SEATTLE — It may not be a real space shuttle, but it's ours.
Today NASA delivered a key piece of the mockup that astronauts used for space shuttle practice to the Museum of Flight in Seattle, my hometown. And it arrived aboard one of the most ungainly-looking airplanes ever built. The wingless mockup is known as the Full Fuselage Trainer, or FFT. The plane has a nickname that's more colorful: the Super Guppy.
The Super Guppy looks more like a Super Whale. The wide-body turboprop airplane has a cargo hold that's been built up into a bulbous shape, specifically to carry big stuff for outer space. Only five of the Guppies were ever produced, and they were used to cart spacecraft components around for the Gemini, Apollo, Skylab and shuttle programs. This Super Guppy is the only one of its kind still flying, and this week's odyssey with the most important piece of the Full Fuselage Trainer is one of the highest-profile flights the plane has ever taken.
For decades, the plywood-built FFT sat in a building at NASA's Johnson Space Center in Houston. The crew compartment — the part of the structure that was flown to Seattle today — was outfitted with all the buttons, switches, cockpit displays and middeck lockers that the real shuttles had. None of those gadgets worked, but they helped the astronauts get familiar with the layout before they started handling the real controls. Astronauts could also practice how they'd get out of the shuttle in the event of a landing-strip emergency.
With the end of the space shuttle era, NASA's Johnson Space Center no longer needed the FFT, so the space agency decided to donate it for display. The Seattle museum made a play for one of the flown shuttles, and even built a shuttle-sized, 15,500-square-foot Space Gallery to display it in. But Seattle lost out to Florida, California, New York and the "other Washington" in the competition for Atlantis, Endeavour, Enterprise and Discovery. The Full Fuselage Trainer served as the consolation prize.
Most of the FFT's plywood parts could be shipped up by traditional means for later assembly, but the shuttle crew compartment had to be transported all in one piece. That's why NASA's Super Guppy was called into service.
The airplane has a 25-foot-high, 25-foot-wide, 111-foot-long cargo compartment — big enough to hold the mockup's most awkward piece, even when it's bound up in shrink wrap and a protective steel frame. Over the past couple of days, the Super Guppy has been making a journey from its home at Ellington Air Force Base in Texas, over to California, and then up to Seattle at a top speed of around 200 knots. It wasn't exactly a record-setting pace — but what the Super Guppy lacks in speed, it more than makes up for in the "What the Heck Is That?" department.

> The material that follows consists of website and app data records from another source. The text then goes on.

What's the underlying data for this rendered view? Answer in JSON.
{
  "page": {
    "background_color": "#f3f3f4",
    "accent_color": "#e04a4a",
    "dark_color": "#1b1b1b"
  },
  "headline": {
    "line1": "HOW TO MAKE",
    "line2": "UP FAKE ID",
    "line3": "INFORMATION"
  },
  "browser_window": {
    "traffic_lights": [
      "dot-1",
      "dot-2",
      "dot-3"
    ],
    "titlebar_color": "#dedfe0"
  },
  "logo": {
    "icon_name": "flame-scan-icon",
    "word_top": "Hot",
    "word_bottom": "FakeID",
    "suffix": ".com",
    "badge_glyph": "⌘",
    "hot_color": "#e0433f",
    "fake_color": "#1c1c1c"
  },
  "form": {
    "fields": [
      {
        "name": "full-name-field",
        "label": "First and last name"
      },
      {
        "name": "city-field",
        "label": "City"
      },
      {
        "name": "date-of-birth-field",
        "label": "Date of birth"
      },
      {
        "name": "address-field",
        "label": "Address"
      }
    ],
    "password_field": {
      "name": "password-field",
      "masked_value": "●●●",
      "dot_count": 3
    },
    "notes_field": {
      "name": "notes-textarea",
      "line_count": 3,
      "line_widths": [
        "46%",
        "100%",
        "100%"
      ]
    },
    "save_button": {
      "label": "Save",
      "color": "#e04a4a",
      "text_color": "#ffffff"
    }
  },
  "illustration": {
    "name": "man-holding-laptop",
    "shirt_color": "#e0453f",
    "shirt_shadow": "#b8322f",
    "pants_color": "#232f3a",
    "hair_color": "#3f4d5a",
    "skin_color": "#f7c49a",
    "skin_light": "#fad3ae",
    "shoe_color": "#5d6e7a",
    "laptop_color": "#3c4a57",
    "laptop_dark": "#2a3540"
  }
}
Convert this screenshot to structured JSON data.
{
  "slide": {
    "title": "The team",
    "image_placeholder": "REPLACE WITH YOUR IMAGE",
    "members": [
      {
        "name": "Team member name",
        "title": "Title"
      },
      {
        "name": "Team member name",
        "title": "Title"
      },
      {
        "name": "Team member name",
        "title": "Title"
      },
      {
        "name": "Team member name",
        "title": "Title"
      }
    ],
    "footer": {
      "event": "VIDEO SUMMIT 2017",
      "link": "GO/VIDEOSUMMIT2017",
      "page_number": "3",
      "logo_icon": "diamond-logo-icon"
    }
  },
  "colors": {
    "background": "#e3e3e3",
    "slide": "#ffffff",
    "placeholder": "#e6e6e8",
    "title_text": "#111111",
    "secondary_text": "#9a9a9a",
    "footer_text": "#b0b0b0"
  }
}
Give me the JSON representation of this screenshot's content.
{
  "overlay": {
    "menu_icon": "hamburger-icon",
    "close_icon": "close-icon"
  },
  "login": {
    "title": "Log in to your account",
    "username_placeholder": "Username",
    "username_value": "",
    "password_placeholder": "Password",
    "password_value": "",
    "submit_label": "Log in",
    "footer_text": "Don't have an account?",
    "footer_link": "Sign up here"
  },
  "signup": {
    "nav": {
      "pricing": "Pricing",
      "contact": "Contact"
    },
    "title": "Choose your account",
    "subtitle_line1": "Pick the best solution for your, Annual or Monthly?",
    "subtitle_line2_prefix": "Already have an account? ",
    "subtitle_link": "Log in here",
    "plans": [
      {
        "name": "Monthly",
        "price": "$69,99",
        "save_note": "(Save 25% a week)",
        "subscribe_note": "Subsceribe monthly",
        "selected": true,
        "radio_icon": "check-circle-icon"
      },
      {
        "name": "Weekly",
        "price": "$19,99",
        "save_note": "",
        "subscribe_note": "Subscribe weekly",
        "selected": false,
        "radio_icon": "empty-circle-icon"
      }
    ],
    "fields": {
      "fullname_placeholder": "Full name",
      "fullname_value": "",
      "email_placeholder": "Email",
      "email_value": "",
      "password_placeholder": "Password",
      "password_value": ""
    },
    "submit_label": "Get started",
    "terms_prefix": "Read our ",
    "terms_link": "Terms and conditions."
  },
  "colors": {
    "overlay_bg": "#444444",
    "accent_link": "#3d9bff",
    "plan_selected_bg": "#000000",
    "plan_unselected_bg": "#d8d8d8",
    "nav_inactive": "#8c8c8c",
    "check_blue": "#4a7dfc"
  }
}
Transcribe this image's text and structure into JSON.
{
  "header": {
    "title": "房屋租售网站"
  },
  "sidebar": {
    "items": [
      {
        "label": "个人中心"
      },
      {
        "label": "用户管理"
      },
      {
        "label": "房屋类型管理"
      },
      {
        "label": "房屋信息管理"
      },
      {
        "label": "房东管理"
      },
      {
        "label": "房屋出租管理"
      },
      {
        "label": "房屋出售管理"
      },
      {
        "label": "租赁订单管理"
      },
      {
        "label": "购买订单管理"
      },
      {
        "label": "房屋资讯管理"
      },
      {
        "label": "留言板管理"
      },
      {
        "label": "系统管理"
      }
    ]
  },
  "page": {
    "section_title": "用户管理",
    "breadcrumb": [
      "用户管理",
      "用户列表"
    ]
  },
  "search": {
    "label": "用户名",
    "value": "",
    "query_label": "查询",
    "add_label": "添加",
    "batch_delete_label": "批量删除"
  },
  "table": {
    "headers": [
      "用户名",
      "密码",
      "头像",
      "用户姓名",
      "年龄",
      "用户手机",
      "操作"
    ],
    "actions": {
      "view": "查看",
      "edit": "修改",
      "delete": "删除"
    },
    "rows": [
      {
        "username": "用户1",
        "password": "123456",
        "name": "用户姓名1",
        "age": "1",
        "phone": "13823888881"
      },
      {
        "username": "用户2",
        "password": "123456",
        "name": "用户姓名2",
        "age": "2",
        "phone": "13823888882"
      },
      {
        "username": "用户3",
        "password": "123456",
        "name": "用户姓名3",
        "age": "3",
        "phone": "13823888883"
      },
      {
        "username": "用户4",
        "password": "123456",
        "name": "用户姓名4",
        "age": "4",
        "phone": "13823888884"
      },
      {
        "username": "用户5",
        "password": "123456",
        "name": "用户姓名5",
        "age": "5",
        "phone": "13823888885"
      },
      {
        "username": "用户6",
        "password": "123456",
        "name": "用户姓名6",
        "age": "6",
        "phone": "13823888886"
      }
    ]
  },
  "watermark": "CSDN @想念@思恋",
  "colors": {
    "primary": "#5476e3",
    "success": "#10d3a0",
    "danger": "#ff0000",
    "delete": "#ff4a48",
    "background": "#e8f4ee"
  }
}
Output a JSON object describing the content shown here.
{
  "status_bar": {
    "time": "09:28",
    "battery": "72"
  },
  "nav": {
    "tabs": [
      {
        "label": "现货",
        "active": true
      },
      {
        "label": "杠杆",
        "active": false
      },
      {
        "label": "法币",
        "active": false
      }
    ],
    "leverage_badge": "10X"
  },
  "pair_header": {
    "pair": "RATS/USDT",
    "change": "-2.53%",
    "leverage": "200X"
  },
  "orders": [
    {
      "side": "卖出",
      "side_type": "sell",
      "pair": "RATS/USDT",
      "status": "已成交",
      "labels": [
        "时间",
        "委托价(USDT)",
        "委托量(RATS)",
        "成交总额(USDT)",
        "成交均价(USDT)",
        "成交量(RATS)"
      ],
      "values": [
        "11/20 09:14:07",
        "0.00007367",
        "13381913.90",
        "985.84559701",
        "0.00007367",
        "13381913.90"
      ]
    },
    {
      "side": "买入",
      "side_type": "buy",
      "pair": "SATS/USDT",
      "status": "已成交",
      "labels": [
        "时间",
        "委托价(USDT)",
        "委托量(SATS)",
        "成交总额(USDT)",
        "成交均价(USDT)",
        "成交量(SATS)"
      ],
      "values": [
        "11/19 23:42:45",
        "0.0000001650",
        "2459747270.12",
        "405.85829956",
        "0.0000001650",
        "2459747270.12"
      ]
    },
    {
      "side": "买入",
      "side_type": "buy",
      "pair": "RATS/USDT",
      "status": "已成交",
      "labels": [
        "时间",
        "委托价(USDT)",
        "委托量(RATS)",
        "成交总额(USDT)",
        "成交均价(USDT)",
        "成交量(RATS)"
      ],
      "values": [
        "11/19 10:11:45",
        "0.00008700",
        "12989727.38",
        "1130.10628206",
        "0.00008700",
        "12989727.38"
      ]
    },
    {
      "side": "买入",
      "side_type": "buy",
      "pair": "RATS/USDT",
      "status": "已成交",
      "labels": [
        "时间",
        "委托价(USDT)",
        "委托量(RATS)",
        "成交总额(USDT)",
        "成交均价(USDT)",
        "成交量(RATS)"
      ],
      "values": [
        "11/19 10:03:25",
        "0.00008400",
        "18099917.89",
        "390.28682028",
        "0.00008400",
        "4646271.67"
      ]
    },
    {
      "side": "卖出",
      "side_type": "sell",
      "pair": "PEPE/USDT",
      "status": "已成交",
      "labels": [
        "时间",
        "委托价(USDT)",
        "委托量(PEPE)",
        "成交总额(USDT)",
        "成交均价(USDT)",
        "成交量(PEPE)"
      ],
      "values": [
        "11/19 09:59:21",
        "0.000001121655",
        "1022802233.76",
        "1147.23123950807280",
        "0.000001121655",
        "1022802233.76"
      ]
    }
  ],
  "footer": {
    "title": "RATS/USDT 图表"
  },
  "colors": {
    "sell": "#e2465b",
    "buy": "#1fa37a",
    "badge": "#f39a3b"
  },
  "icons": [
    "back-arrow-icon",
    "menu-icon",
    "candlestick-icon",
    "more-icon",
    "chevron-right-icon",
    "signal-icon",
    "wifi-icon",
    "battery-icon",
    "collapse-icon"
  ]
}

The Guppy flew over my hometown and its surroundings with a Seattle-born astronaut, Greg Johnson, at the controls. Then it floated down to a landing right in front of the museum, which is adjacent to Boeing Field. One of the commentators at the museum called it a "beautifully ugly airplane."
Washington Gov. Christine Gregoire pointed to the craft with pride as the sky spit down rain. "When we get together in Washington state, we can land the big whale right behind me," she said.
Several thousand onlookers watched as the Super Guppy's entire front opened up to the side like a four-story-high door.
"It's really cool that it's actually able to fly," Allison Kirkman, a 10-year-old student at Spirit Ridge Elementary School in Bellevue, Wash., told me as she watched from the tarmac. "It's an amazing plane, and how they built it is cool, too."
The shrink-wrapped shuttle crew compartment was moved out of the wide-yawning Super Guppy onto a 65,000-pound mobile transporter, then rolled over to the museum's Charles Simonyi Space Gallery. Over the next couple of months, the shuttle mockup will be assembled in a place of honor, alongside a Russian Soyuz capsule and a prototype lander that was used in Blue Origin's spacecraft development program. Museumgoers like Kirkman will be able to walk through the shuttle mockup's cargo bay — and they might even be able to crawl through the crew compartment, just like the astronauts did.
Kids, prepare to be amazed ... again.
Alan Boyle is msnbc.com's science editor. Connect with the Cosmic Log community by "liking" the log's Facebook page, following @b0yle on Twitter and adding the Cosmic Log page to your Google+ presence. You can also check out "The Case for Pluto," my book about the controversial dwarf planet and the search for new worlds.